Filter these records by the string "JSON", copying each line that holds it.

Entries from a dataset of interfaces
○ ○ ○ ○ ○ ○ ○
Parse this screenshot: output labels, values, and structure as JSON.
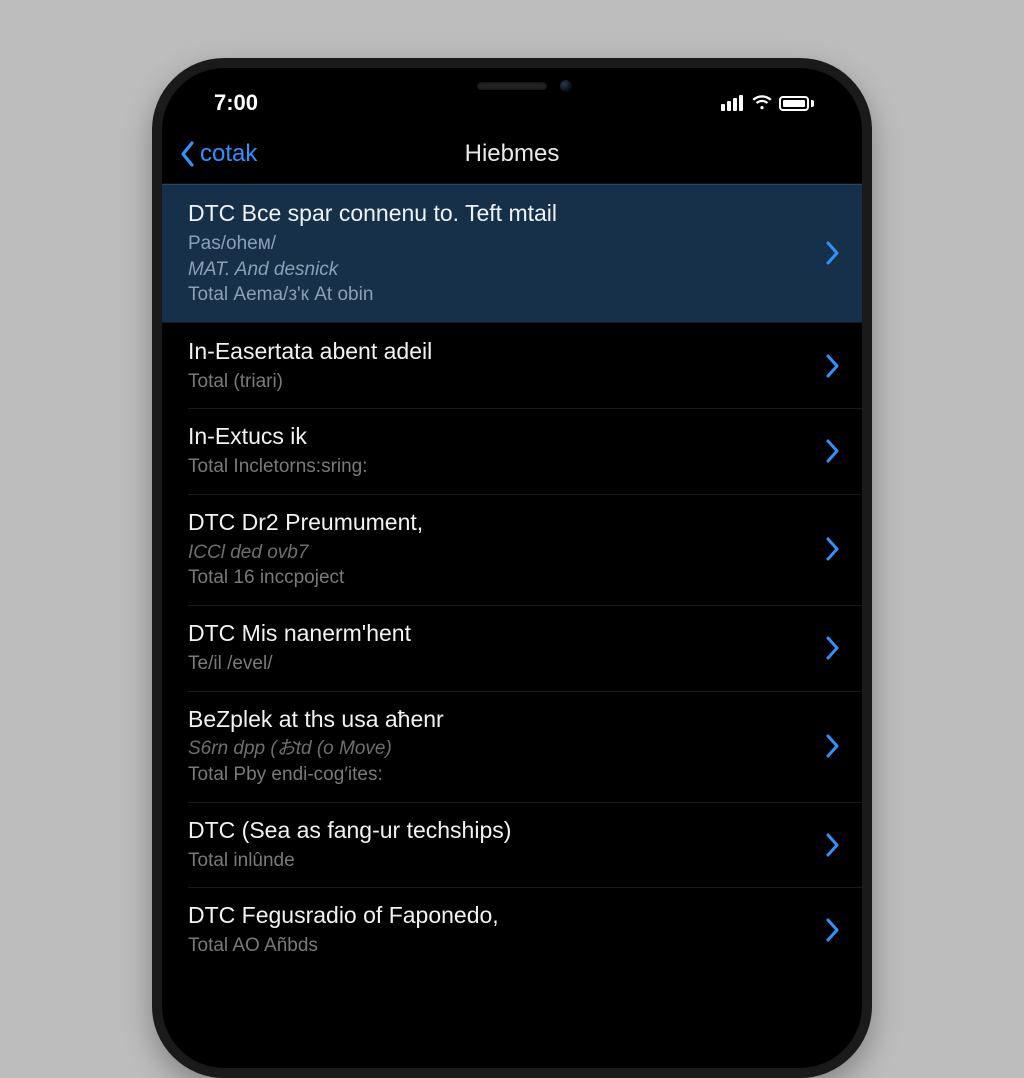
{
  "status": {
    "time": "7:00"
  },
  "nav": {
    "back_label": "cotak",
    "title": "Hiebmes"
  },
  "rows": [
    {
      "title": "DTC Bce spar connenu to. Teft mtail",
      "subs": [
        "Pas/ohем/",
        "MAT. And desnick",
        "Total Аema/з'к At obin"
      ],
      "highlight": true
    },
    {
      "title": "In-Easertata abent adeil",
      "subs": [
        "Total (triari)"
      ]
    },
    {
      "title": "In-Extucs ik",
      "subs": [
        "Total Incletorns:sring:"
      ]
    },
    {
      "title": "DTC Dr2 Preumument,",
      "subs": [
        "ICCl ded ovb7",
        "Total 16 inccpoject"
      ],
      "italicFirst": true
    },
    {
      "title": "DTC Mis nanerm'hent",
      "subs": [
        "Te/il /evel/"
      ]
    },
    {
      "title": "BeZplek at ths usa aћenr",
      "subs": [
        "S6rn dpp (おtd (o Move)",
        "Total Pby endi-cоg′ites:"
      ],
      "italicFirst": true
    },
    {
      "title": "DTC (Sea as fang-ur techships)",
      "subs": [
        "Total inlûnde"
      ]
    },
    {
      "title": "DTC Fegusradio of Faponedo,",
      "subs": [
        "Total AO Añbds"
      ]
    }
  ]
}
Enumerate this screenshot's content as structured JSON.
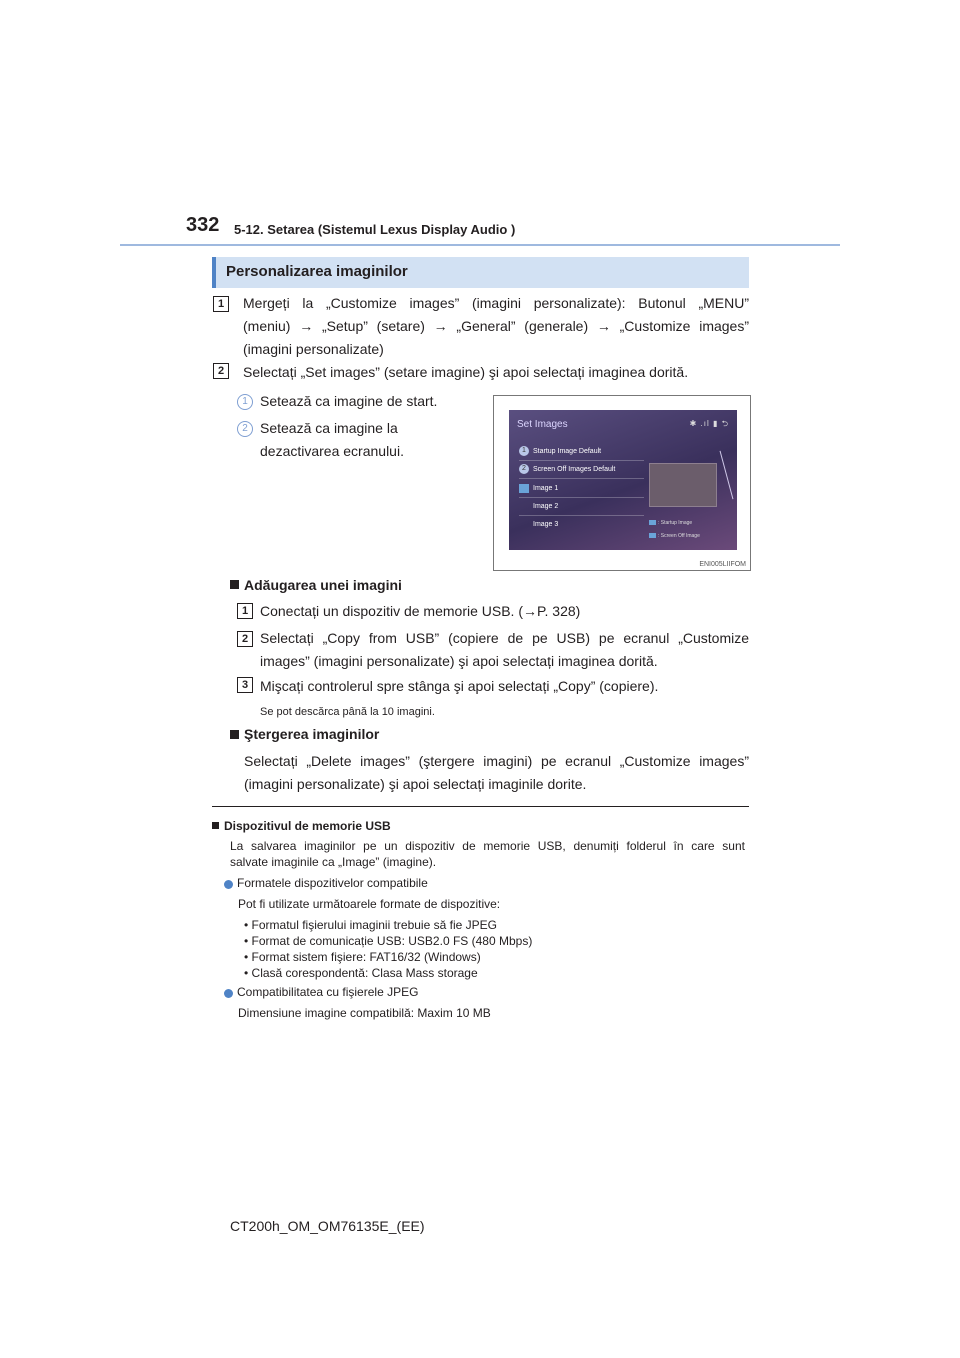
{
  "header": {
    "page_number": "332",
    "running_head": "5-12. Setarea (Sistemul Lexus Display Audio )"
  },
  "section": {
    "title": "Personalizarea imaginilor",
    "steps": [
      {
        "num": "1",
        "text_line1": "Mergeți la „Customize images” (imagini personalizate): Butonul „MENU”",
        "text_line2": "(meniu) → „Setup” (setare) → „General” (generale) → „Customize images”",
        "text_line3": "(imagini personalizate)"
      },
      {
        "num": "2",
        "text": "Selectați „Set images” (setare imagine) şi apoi selectați imaginea dorită."
      }
    ],
    "callouts": [
      {
        "num": "1",
        "text": "Setează ca imagine de start."
      },
      {
        "num": "2",
        "text_line1": "Setează ca imagine la",
        "text_line2": "dezactivarea ecranului."
      }
    ]
  },
  "figure": {
    "title": "Set Images",
    "status_icons": "✱ .ıl ▮ ⮌",
    "rows": [
      {
        "label": "Startup Image Default",
        "mark": "1"
      },
      {
        "label": "Screen Off Images Default",
        "mark": "2"
      },
      {
        "label": "Image 1",
        "mark": ""
      },
      {
        "label": "Image 2",
        "mark": ""
      },
      {
        "label": "Image 3",
        "mark": ""
      }
    ],
    "legend": [
      ": Startup Image",
      ": Screen Off Image"
    ],
    "code": "ENI005LIIFOM"
  },
  "add_images": {
    "heading": "Adăugarea unei imagini",
    "steps": [
      {
        "num": "1",
        "text": "Conectați un dispozitiv de memorie USB. (→P. 328)"
      },
      {
        "num": "2",
        "text_line1": "Selectați „Copy from USB” (copiere de pe USB) pe ecranul „Customize",
        "text_line2": "images” (imagini personalizate) şi apoi selectați imaginea dorită."
      },
      {
        "num": "3",
        "text": "Mişcați controlerul spre stânga şi apoi selectați „Copy” (copiere)."
      }
    ],
    "note": "Se pot descărca până la 10 imagini."
  },
  "delete_images": {
    "heading": "Ştergerea imaginilor",
    "text_line1": "Selectați „Delete images” (ştergere imagini) pe ecranul „Customize images”",
    "text_line2": "(imagini personalizate) şi apoi selectați imaginile dorite."
  },
  "notes": {
    "usb_heading": "Dispozitivul de memorie USB",
    "usb_line1": "La salvarea imaginilor pe un dispozitiv de memorie USB, denumiți folderul în care sunt",
    "usb_line2": "salvate imaginile ca „Image” (imagine).",
    "formats_heading": "Formatele dispozitivelor compatibile",
    "formats_intro": "Pot fi utilizate următoarele formate de dispozitive:",
    "formats_list": [
      "• Formatul fişierului imaginii trebuie să fie JPEG",
      "• Format de comunicație USB: USB2.0 FS (480 Mbps)",
      "• Format sistem fişiere: FAT16/32 (Windows)",
      "• Clasă corespondentă: Clasa Mass storage"
    ],
    "jpeg_heading": "Compatibilitatea cu fişierele JPEG",
    "jpeg_text": "Dimensiune imagine compatibilă: Maxim 10 MB"
  },
  "footer": "CT200h_OM_OM76135E_(EE)"
}
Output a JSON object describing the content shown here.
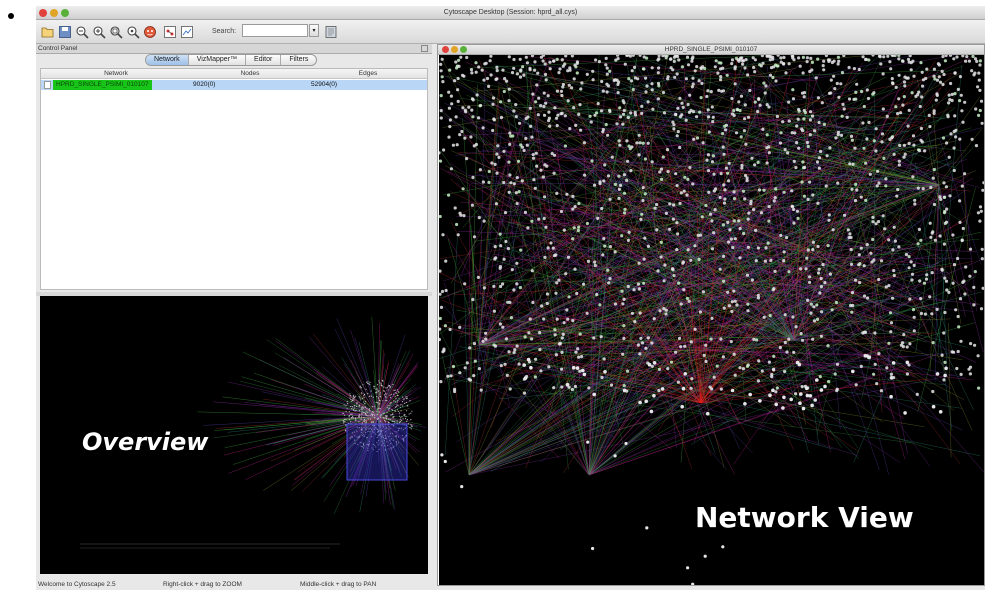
{
  "app": {
    "window_title": "Cytoscape Desktop (Session: hprd_all.cys)"
  },
  "toolbar": {
    "search_label": "Search:",
    "search_value": "",
    "icons": [
      "open-folder-icon",
      "save-icon",
      "zoom-out-icon",
      "zoom-in-icon",
      "zoom-selected-icon",
      "zoom-fit-icon",
      "vizmapper-icon",
      "new-network-icon",
      "new-view-icon",
      "help-icon"
    ]
  },
  "control_panel": {
    "title": "Control Panel",
    "tabs": [
      {
        "label": "Network",
        "active": true
      },
      {
        "label": "VizMapper™",
        "active": false
      },
      {
        "label": "Editor",
        "active": false
      },
      {
        "label": "Filters",
        "active": false
      }
    ],
    "table": {
      "columns": [
        "Network",
        "Nodes",
        "Edges"
      ],
      "rows": [
        {
          "network": "HPRD_SINGLE_PSIMI_010107",
          "nodes": "9020(0)",
          "edges": "52904(0)"
        }
      ]
    },
    "overview_label": "Overview"
  },
  "network_view": {
    "title": "HPRD_SINGLE_PSIMI_010107",
    "label": "Network View"
  },
  "status": {
    "welcome": "Welcome to Cytoscape 2.5",
    "zoom_hint": "Right-click + drag to ZOOM",
    "pan_hint": "Middle-click + drag to PAN"
  },
  "colors": {
    "selected_row": "#b9d6f7",
    "network_name_highlight": "#18c418",
    "canvas_background": "#000000"
  }
}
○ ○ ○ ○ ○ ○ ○
[Answer for the task]
Parse this screenshot: output labels, values, and structure as JSON.
Enumerate this screenshot's content as structured JSON.
Output a JSON object describing the content shown here.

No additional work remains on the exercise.